Top of SUPPLIED RECORDS
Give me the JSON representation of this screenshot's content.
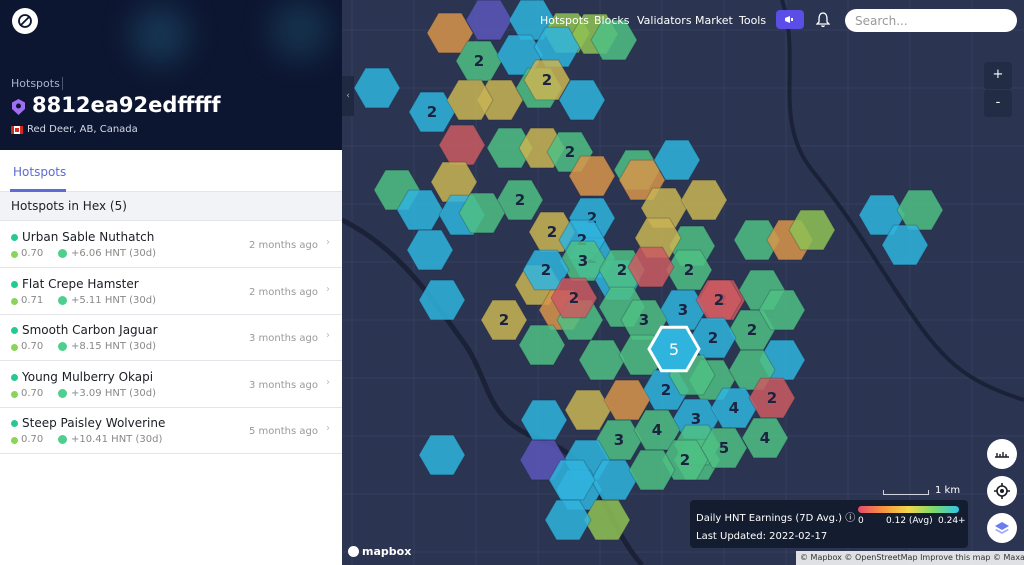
{
  "panel": {
    "breadcrumb": "Hotspots",
    "hotspot_name": "8812ea92edfffff",
    "location": "Red Deer, AB, Canada",
    "tab": "Hotspots",
    "list_title": "Hotspots in Hex (5)",
    "rows": [
      {
        "name": "Urban Sable Nuthatch",
        "scale": "0.70",
        "hnt": "+6.06 HNT (30d)",
        "age": "2 months ago"
      },
      {
        "name": "Flat Crepe Hamster",
        "scale": "0.71",
        "hnt": "+5.11 HNT (30d)",
        "age": "2 months ago"
      },
      {
        "name": "Smooth Carbon Jaguar",
        "scale": "0.70",
        "hnt": "+8.15 HNT (30d)",
        "age": "3 months ago"
      },
      {
        "name": "Young Mulberry Okapi",
        "scale": "0.70",
        "hnt": "+3.09 HNT (30d)",
        "age": "3 months ago"
      },
      {
        "name": "Steep Paisley Wolverine",
        "scale": "0.70",
        "hnt": "+10.41 HNT (30d)",
        "age": "5 months ago"
      }
    ]
  },
  "nav": {
    "items": [
      "Hotspots",
      "Blocks",
      "Validators",
      "Market",
      "Tools"
    ],
    "search_placeholder": "Search..."
  },
  "map": {
    "zoom_in": "+",
    "zoom_out": "-",
    "scale_label": "1 km",
    "legend": {
      "title": "Daily HNT Earnings (7D Avg.) ⓘ",
      "min": "0",
      "avg": "0.12 (Avg)",
      "max": "0.24+",
      "updated": "Last Updated: 2022-02-17"
    },
    "mapbox": "mapbox",
    "attribution": "© Mapbox © OpenStreetMap  Improve this map  © Maxar",
    "selected_hex_count": "5",
    "hex_colors": {
      "blue": "#2fb4de",
      "green": "#4fbf84",
      "lgreen": "#8fc154",
      "yellow": "#c9b453",
      "orange": "#d8944a",
      "red": "#cb5a62",
      "purple": "#5a56b8"
    },
    "hexes": [
      {
        "c": "orange",
        "l": ""
      },
      {
        "c": "purple",
        "l": ""
      },
      {
        "c": "blue",
        "l": ""
      },
      {
        "c": "lgreen",
        "l": ""
      },
      {
        "c": "green",
        "l": "2"
      },
      {
        "c": "blue",
        "l": ""
      },
      {
        "c": "blue",
        "l": ""
      },
      {
        "c": "lgreen",
        "l": ""
      },
      {
        "c": "blue",
        "l": ""
      },
      {
        "c": "yellow",
        "l": ""
      },
      {
        "c": "green",
        "l": ""
      },
      {
        "c": "yellow",
        "l": "2"
      },
      {
        "c": "blue",
        "l": "2"
      },
      {
        "c": "yellow",
        "l": ""
      },
      {
        "c": "blue",
        "l": ""
      },
      {
        "c": "green",
        "l": ""
      },
      {
        "c": "red",
        "l": ""
      },
      {
        "c": "green",
        "l": ""
      },
      {
        "c": "yellow",
        "l": ""
      },
      {
        "c": "green",
        "l": "2"
      },
      {
        "c": "green",
        "l": ""
      },
      {
        "c": "yellow",
        "l": ""
      },
      {
        "c": "orange",
        "l": ""
      },
      {
        "c": "green",
        "l": ""
      },
      {
        "c": "blue",
        "l": ""
      },
      {
        "c": "green",
        "l": "2"
      },
      {
        "c": "orange",
        "l": ""
      },
      {
        "c": "blue",
        "l": ""
      },
      {
        "c": "blue",
        "l": ""
      },
      {
        "c": "green",
        "l": ""
      },
      {
        "c": "blue",
        "l": "2"
      },
      {
        "c": "yellow",
        "l": ""
      },
      {
        "c": "blue",
        "l": ""
      },
      {
        "c": "yellow",
        "l": "2"
      },
      {
        "c": "blue",
        "l": "2"
      },
      {
        "c": "yellow",
        "l": ""
      },
      {
        "c": "blue",
        "l": ""
      },
      {
        "c": "green",
        "l": ""
      },
      {
        "c": "green",
        "l": ""
      },
      {
        "c": "blue",
        "l": "2"
      },
      {
        "c": "green",
        "l": "3"
      },
      {
        "c": "blue",
        "l": ""
      },
      {
        "c": "yellow",
        "l": ""
      },
      {
        "c": "green",
        "l": "2"
      },
      {
        "c": "green",
        "l": "2"
      },
      {
        "c": "yellow",
        "l": ""
      },
      {
        "c": "red",
        "l": ""
      },
      {
        "c": "red",
        "l": "2"
      },
      {
        "c": "blue",
        "l": "2"
      },
      {
        "c": "yellow",
        "l": "2"
      },
      {
        "c": "orange",
        "l": ""
      },
      {
        "c": "green",
        "l": ""
      },
      {
        "c": "green",
        "l": ""
      },
      {
        "c": "red",
        "l": "2"
      },
      {
        "c": "blue",
        "l": "3"
      },
      {
        "c": "green",
        "l": ""
      },
      {
        "c": "red",
        "l": "2"
      },
      {
        "c": "green",
        "l": "2"
      },
      {
        "c": "green",
        "l": ""
      },
      {
        "c": "green",
        "l": "3"
      },
      {
        "c": "blue",
        "l": "2"
      },
      {
        "c": "green",
        "l": ""
      },
      {
        "c": "green",
        "l": ""
      },
      {
        "c": "blue",
        "l": ""
      },
      {
        "c": "green",
        "l": ""
      },
      {
        "c": "green",
        "l": ""
      },
      {
        "c": "green",
        "l": ""
      },
      {
        "c": "blue",
        "l": "2"
      },
      {
        "c": "green",
        "l": ""
      },
      {
        "c": "blue",
        "l": "3"
      },
      {
        "c": "blue",
        "l": "4"
      },
      {
        "c": "red",
        "l": "2"
      },
      {
        "c": "blue",
        "l": ""
      },
      {
        "c": "yellow",
        "l": ""
      },
      {
        "c": "orange",
        "l": ""
      },
      {
        "c": "green",
        "l": "3"
      },
      {
        "c": "green",
        "l": "4"
      },
      {
        "c": "green",
        "l": ""
      },
      {
        "c": "green",
        "l": ""
      },
      {
        "c": "green",
        "l": "5"
      },
      {
        "c": "green",
        "l": "4"
      },
      {
        "c": "blue",
        "l": ""
      },
      {
        "c": "green",
        "l": "2"
      },
      {
        "c": "purple",
        "l": ""
      },
      {
        "c": "blue",
        "l": ""
      },
      {
        "c": "lgreen",
        "l": ""
      },
      {
        "c": "blue",
        "l": ""
      },
      {
        "c": "blue",
        "l": ""
      },
      {
        "c": "green",
        "l": ""
      },
      {
        "c": "blue",
        "l": ""
      },
      {
        "c": "blue",
        "l": ""
      },
      {
        "c": "orange",
        "l": ""
      },
      {
        "c": "lgreen",
        "l": ""
      },
      {
        "c": "blue",
        "l": ""
      },
      {
        "c": "green",
        "l": ""
      },
      {
        "c": "blue",
        "l": ""
      }
    ]
  }
}
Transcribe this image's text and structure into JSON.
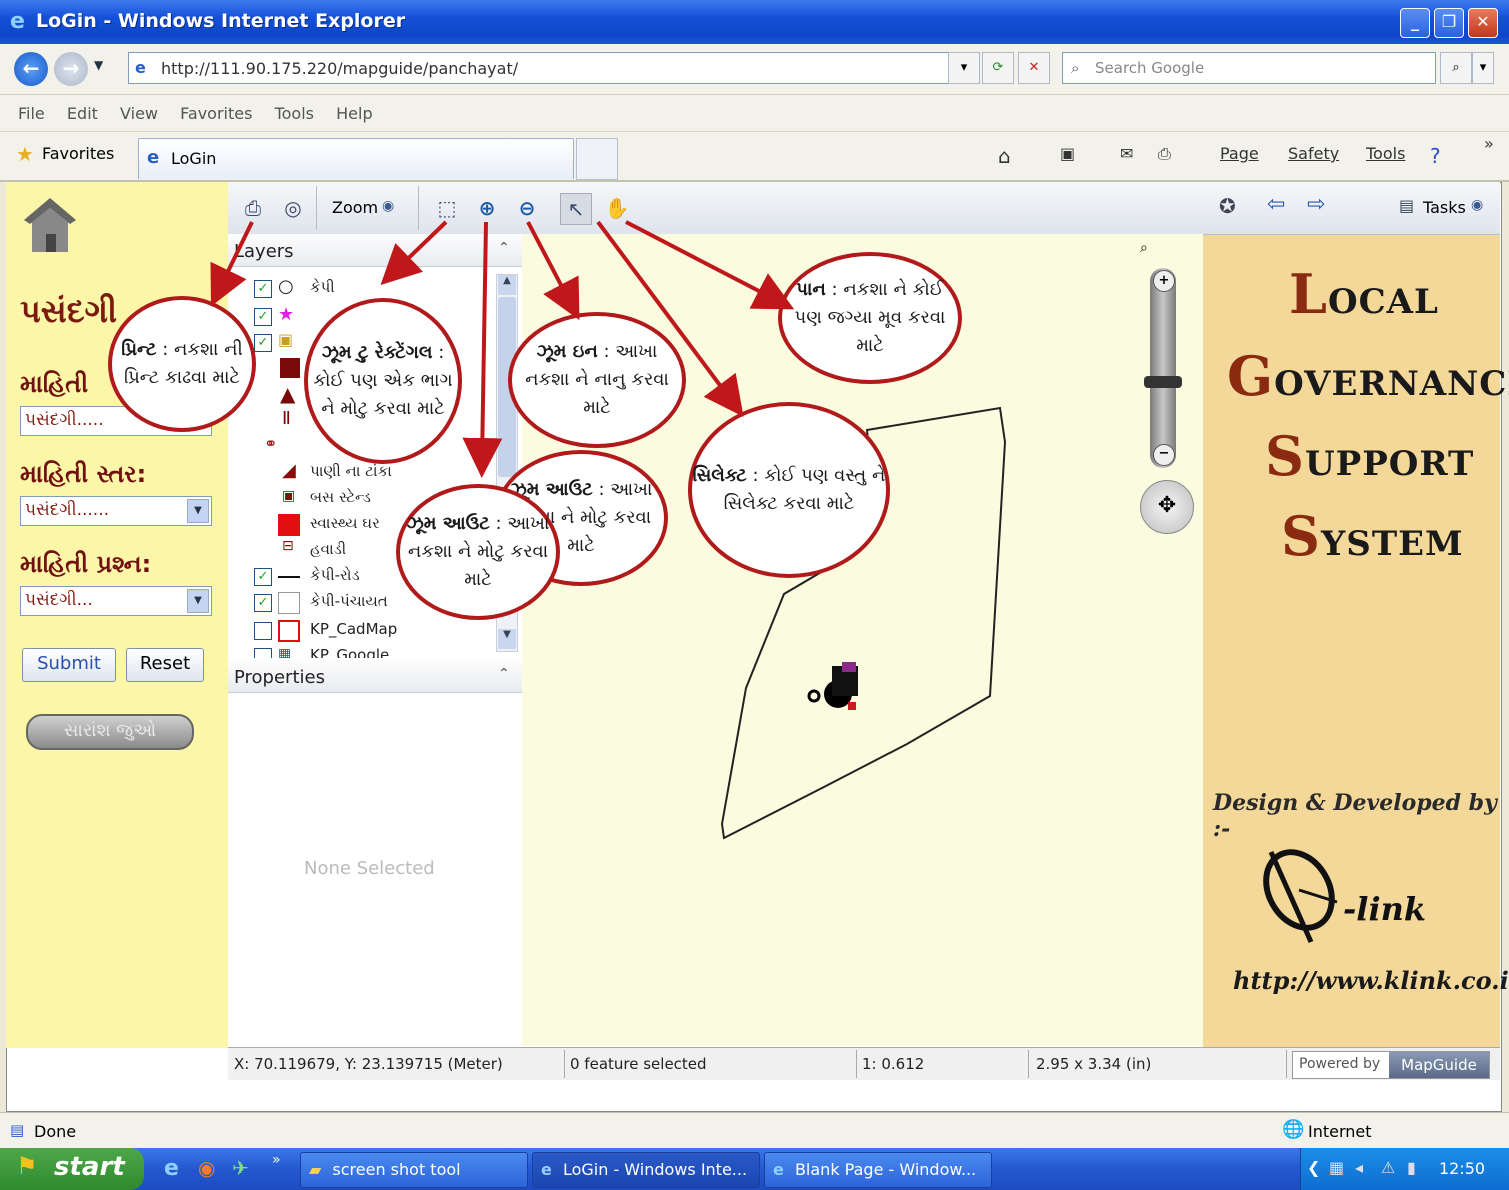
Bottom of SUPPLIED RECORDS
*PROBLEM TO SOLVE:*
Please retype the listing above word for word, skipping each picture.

*WRITTEN SOLUTION:*
Give me the JSON representation of this screenshot's content.
{
  "panel": {
    "breadcrumb": "Hotspots",
    "hotspot_name": "8812ea92edfffff",
    "location": "Red Deer, AB, Canada",
    "tab": "Hotspots",
    "list_title": "Hotspots in Hex (5)",
    "rows": [
      {
        "name": "Urban Sable Nuthatch",
        "scale": "0.70",
        "hnt": "+6.06 HNT (30d)",
        "age": "2 months ago"
      },
      {
        "name": "Flat Crepe Hamster",
        "scale": "0.71",
        "hnt": "+5.11 HNT (30d)",
        "age": "2 months ago"
      },
      {
        "name": "Smooth Carbon Jaguar",
        "scale": "0.70",
        "hnt": "+8.15 HNT (30d)",
        "age": "3 months ago"
      },
      {
        "name": "Young Mulberry Okapi",
        "scale": "0.70",
        "hnt": "+3.09 HNT (30d)",
        "age": "3 months ago"
      },
      {
        "name": "Steep Paisley Wolverine",
        "scale": "0.70",
        "hnt": "+10.41 HNT (30d)",
        "age": "5 months ago"
      }
    ]
  },
  "nav": {
    "items": [
      "Hotspots",
      "Blocks",
      "Validators",
      "Market",
      "Tools"
    ],
    "search_placeholder": "Search..."
  },
  "map": {
    "zoom_in": "+",
    "zoom_out": "-",
    "scale_label": "1 km",
    "legend": {
      "title": "Daily HNT Earnings (7D Avg.) ⓘ",
      "min": "0",
      "avg": "0.12 (Avg)",
      "max": "0.24+",
      "updated": "Last Updated: 2022-02-17"
    },
    "mapbox": "mapbox",
    "attribution": "© Mapbox © OpenStreetMap  Improve this map  © Maxar",
    "selected_hex_count": "5",
    "hex_colors": {
      "blue": "#2fb4de",
      "green": "#4fbf84",
      "lgreen": "#8fc154",
      "yellow": "#c9b453",
      "orange": "#d8944a",
      "red": "#cb5a62",
      "purple": "#5a56b8"
    },
    "hexes": [
      {
        "c": "orange",
        "l": ""
      },
      {
        "c": "purple",
        "l": ""
      },
      {
        "c": "blue",
        "l": ""
      },
      {
        "c": "lgreen",
        "l": ""
      },
      {
        "c": "green",
        "l": "2"
      },
      {
        "c": "blue",
        "l": ""
      },
      {
        "c": "blue",
        "l": ""
      },
      {
        "c": "lgreen",
        "l": ""
      },
      {
        "c": "blue",
        "l": ""
      },
      {
        "c": "yellow",
        "l": ""
      },
      {
        "c": "green",
        "l": ""
      },
      {
        "c": "yellow",
        "l": "2"
      },
      {
        "c": "blue",
        "l": "2"
      },
      {
        "c": "yellow",
        "l": ""
      },
      {
        "c": "blue",
        "l": ""
      },
      {
        "c": "green",
        "l": ""
      },
      {
        "c": "red",
        "l": ""
      },
      {
        "c": "green",
        "l": ""
      },
      {
        "c": "yellow",
        "l": ""
      },
      {
        "c": "green",
        "l": "2"
      },
      {
        "c": "green",
        "l": ""
      },
      {
        "c": "yellow",
        "l": ""
      },
      {
        "c": "orange",
        "l": ""
      },
      {
        "c": "green",
        "l": ""
      },
      {
        "c": "blue",
        "l": ""
      },
      {
        "c": "green",
        "l": "2"
      },
      {
        "c": "orange",
        "l": ""
      },
      {
        "c": "blue",
        "l": ""
      },
      {
        "c": "blue",
        "l": ""
      },
      {
        "c": "green",
        "l": ""
      },
      {
        "c": "blue",
        "l": "2"
      },
      {
        "c": "yellow",
        "l": ""
      },
      {
        "c": "blue",
        "l": ""
      },
      {
        "c": "yellow",
        "l": "2"
      },
      {
        "c": "blue",
        "l": "2"
      },
      {
        "c": "yellow",
        "l": ""
      },
      {
        "c": "blue",
        "l": ""
      },
      {
        "c": "green",
        "l": ""
      },
      {
        "c": "green",
        "l": ""
      },
      {
        "c": "blue",
        "l": "2"
      },
      {
        "c": "green",
        "l": "3"
      },
      {
        "c": "blue",
        "l": ""
      },
      {
        "c": "yellow",
        "l": ""
      },
      {
        "c": "green",
        "l": "2"
      },
      {
        "c": "green",
        "l": "2"
      },
      {
        "c": "yellow",
        "l": ""
      },
      {
        "c": "red",
        "l": ""
      },
      {
        "c": "red",
        "l": "2"
      },
      {
        "c": "blue",
        "l": "2"
      },
      {
        "c": "yellow",
        "l": "2"
      },
      {
        "c": "orange",
        "l": ""
      },
      {
        "c": "green",
        "l": ""
      },
      {
        "c": "green",
        "l": ""
      },
      {
        "c": "red",
        "l": "2"
      },
      {
        "c": "blue",
        "l": "3"
      },
      {
        "c": "green",
        "l": ""
      },
      {
        "c": "red",
        "l": "2"
      },
      {
        "c": "green",
        "l": "2"
      },
      {
        "c": "green",
        "l": ""
      },
      {
        "c": "green",
        "l": "3"
      },
      {
        "c": "blue",
        "l": "2"
      },
      {
        "c": "green",
        "l": ""
      },
      {
        "c": "green",
        "l": ""
      },
      {
        "c": "blue",
        "l": ""
      },
      {
        "c": "green",
        "l": ""
      },
      {
        "c": "green",
        "l": ""
      },
      {
        "c": "green",
        "l": ""
      },
      {
        "c": "blue",
        "l": "2"
      },
      {
        "c": "green",
        "l": ""
      },
      {
        "c": "blue",
        "l": "3"
      },
      {
        "c": "blue",
        "l": "4"
      },
      {
        "c": "red",
        "l": "2"
      },
      {
        "c": "blue",
        "l": ""
      },
      {
        "c": "yellow",
        "l": ""
      },
      {
        "c": "orange",
        "l": ""
      },
      {
        "c": "green",
        "l": "3"
      },
      {
        "c": "green",
        "l": "4"
      },
      {
        "c": "green",
        "l": ""
      },
      {
        "c": "green",
        "l": ""
      },
      {
        "c": "green",
        "l": "5"
      },
      {
        "c": "green",
        "l": "4"
      },
      {
        "c": "blue",
        "l": ""
      },
      {
        "c": "green",
        "l": "2"
      },
      {
        "c": "purple",
        "l": ""
      },
      {
        "c": "blue",
        "l": ""
      },
      {
        "c": "lgreen",
        "l": ""
      },
      {
        "c": "blue",
        "l": ""
      },
      {
        "c": "blue",
        "l": ""
      },
      {
        "c": "green",
        "l": ""
      },
      {
        "c": "blue",
        "l": ""
      },
      {
        "c": "blue",
        "l": ""
      },
      {
        "c": "orange",
        "l": ""
      },
      {
        "c": "lgreen",
        "l": ""
      },
      {
        "c": "blue",
        "l": ""
      },
      {
        "c": "green",
        "l": ""
      },
      {
        "c": "blue",
        "l": ""
      }
    ]
  }
}
Transcribe this image's text and structure into JSON.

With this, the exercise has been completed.